The scenarios are Three Kings and Heroes of the Sea, the first two parts of the episodic Zero Point campaign, written by Sarah Newton. Each stands alone, providing an individual mission to challenge the players. Modiphius previously provided versions for Call of Cthulhu, Realms of Cthulhu, and PDQ. This is one of the benefits of PDF publishing, though print versions will follow at some point. Based on the great success of their recent Kickstarter—which started with two books and funded to about five times that, with the addition of miniatures, a board game, and more—this line will have a long and healthy life.

My conversions provide statistics and rules, including, of course, Trail of Cthulhu‘s method of providing clues. While these scenarios have more opportunities for furious action than Lovecraftian ones stereotypically do, they have many of the familiar qualities of investigation, cautious approaches, and mind-shattering horror. If you are unfamiliar with Ken Hite’s Cthulhu Mythos version of Robin D. Laws’s GUMSHOE rules, more information can be found on Pelgrane Press’s website.
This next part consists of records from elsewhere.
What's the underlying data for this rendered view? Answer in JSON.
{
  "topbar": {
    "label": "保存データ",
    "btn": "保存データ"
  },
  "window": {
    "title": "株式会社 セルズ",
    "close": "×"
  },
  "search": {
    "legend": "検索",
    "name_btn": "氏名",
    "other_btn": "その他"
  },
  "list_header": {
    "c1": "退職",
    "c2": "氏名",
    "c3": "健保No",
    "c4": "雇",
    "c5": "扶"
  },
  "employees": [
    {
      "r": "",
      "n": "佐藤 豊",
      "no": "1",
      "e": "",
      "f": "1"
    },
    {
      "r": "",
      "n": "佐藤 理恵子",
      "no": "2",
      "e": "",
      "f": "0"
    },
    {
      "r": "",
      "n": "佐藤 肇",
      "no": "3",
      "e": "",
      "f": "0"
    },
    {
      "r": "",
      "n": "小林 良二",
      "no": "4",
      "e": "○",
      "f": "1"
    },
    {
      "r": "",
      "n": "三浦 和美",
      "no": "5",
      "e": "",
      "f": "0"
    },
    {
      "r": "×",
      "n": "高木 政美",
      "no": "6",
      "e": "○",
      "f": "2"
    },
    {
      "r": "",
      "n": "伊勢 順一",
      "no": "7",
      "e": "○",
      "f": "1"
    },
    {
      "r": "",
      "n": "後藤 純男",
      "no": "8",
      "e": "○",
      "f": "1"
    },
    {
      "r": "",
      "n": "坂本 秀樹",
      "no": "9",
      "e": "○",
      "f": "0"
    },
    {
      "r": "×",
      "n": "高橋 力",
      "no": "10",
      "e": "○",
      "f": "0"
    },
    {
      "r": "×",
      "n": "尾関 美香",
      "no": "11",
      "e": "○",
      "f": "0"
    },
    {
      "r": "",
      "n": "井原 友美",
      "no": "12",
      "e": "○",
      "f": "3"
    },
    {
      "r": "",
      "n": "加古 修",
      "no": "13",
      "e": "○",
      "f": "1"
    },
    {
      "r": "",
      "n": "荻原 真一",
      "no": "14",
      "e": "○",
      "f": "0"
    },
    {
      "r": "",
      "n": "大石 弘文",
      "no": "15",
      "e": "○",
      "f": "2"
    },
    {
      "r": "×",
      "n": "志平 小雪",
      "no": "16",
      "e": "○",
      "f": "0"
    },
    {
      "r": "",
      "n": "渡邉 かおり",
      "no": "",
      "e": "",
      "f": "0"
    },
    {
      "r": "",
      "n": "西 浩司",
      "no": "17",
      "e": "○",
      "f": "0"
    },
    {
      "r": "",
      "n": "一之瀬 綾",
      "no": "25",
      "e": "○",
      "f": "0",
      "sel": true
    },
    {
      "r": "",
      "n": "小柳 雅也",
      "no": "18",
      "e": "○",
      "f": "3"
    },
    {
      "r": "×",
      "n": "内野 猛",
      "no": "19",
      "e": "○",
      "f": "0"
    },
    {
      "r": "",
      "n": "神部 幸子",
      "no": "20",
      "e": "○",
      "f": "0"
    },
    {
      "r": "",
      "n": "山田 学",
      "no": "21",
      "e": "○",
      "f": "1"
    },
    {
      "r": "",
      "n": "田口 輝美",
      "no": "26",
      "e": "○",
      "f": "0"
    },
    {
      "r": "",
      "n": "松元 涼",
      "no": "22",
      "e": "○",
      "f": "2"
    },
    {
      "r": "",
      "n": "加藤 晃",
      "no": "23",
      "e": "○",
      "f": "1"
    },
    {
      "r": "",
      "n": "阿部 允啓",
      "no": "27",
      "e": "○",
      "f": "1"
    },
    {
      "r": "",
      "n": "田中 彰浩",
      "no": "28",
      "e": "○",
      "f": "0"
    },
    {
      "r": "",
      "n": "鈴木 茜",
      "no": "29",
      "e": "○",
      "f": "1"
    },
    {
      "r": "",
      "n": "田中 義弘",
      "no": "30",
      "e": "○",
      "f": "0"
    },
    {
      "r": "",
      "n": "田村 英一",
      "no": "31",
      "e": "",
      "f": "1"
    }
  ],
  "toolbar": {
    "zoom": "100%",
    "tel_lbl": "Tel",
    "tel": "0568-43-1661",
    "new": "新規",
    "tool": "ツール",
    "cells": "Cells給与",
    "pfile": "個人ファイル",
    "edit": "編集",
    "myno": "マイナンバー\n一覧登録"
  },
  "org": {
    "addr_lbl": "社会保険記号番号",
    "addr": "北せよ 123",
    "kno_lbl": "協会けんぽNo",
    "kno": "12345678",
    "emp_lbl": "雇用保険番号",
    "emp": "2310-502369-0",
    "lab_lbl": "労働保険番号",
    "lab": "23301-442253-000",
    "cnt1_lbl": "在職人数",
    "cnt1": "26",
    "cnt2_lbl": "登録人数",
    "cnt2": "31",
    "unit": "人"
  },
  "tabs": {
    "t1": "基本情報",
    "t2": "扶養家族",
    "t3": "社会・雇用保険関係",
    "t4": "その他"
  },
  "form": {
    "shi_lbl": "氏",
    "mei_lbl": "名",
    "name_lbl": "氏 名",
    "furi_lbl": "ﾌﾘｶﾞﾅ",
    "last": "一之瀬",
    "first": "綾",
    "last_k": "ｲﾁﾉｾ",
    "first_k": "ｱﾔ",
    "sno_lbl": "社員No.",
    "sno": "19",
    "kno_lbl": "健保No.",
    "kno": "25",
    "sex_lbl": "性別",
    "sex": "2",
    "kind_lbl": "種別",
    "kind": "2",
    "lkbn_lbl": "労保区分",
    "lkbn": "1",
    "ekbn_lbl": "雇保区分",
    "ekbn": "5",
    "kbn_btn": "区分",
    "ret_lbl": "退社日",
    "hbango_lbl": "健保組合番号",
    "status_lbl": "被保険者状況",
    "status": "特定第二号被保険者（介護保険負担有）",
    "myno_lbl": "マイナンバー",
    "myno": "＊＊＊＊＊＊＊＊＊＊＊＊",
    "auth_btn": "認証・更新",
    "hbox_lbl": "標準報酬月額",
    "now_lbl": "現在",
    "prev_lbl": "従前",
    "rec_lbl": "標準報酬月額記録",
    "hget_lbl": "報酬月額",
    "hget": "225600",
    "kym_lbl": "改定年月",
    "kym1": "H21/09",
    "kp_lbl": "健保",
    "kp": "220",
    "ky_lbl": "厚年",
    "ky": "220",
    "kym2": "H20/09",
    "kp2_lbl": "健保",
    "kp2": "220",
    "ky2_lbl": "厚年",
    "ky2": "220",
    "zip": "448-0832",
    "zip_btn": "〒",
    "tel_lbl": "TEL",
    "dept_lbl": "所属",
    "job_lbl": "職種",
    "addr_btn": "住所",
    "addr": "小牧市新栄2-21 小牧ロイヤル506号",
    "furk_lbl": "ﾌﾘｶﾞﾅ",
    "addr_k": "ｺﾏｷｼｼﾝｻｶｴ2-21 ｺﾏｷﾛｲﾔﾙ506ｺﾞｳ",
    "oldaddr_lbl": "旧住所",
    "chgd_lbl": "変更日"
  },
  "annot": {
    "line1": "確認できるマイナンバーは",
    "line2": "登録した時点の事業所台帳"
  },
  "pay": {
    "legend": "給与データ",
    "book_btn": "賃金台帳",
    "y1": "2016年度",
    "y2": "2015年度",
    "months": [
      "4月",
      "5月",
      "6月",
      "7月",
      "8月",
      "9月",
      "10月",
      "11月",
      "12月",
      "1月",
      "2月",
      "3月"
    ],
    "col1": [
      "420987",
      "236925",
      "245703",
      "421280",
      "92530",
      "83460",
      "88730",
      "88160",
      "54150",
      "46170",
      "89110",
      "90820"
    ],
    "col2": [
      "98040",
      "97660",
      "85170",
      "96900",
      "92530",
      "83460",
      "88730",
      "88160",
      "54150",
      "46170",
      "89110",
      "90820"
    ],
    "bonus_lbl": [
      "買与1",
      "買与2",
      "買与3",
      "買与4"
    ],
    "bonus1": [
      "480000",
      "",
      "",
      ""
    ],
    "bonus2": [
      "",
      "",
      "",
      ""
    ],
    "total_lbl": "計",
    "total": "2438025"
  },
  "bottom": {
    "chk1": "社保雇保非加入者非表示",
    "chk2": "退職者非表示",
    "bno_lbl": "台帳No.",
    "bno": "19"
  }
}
While a lot of conversion work is more or less mechanical, though requiring creativity and judgment (this stat equals this one, this Call of Cthulhu skill used to find the clue is equivalent to this Trail of Cthulhu one, etc.), this project’s setting provided further interesting challenges. Sarah Newton had provided CoC rules for vehicle combat and large-scale engagements (including rules for PCs commanding such forces). I wrote rules for these aspects of warfare to fit ToC‘s style, and this was probably the most extensive design work I did on these. Also of interest to Keepers are the numerous spells I converted (three for Three Kings and seventeen for Heroes of the Sea, with two overlapping between them). Some of these are spells I’ve converted in the past, but I looked at each one to determine if changes needed to be made to fit the scenario or my own evolving sensibilities.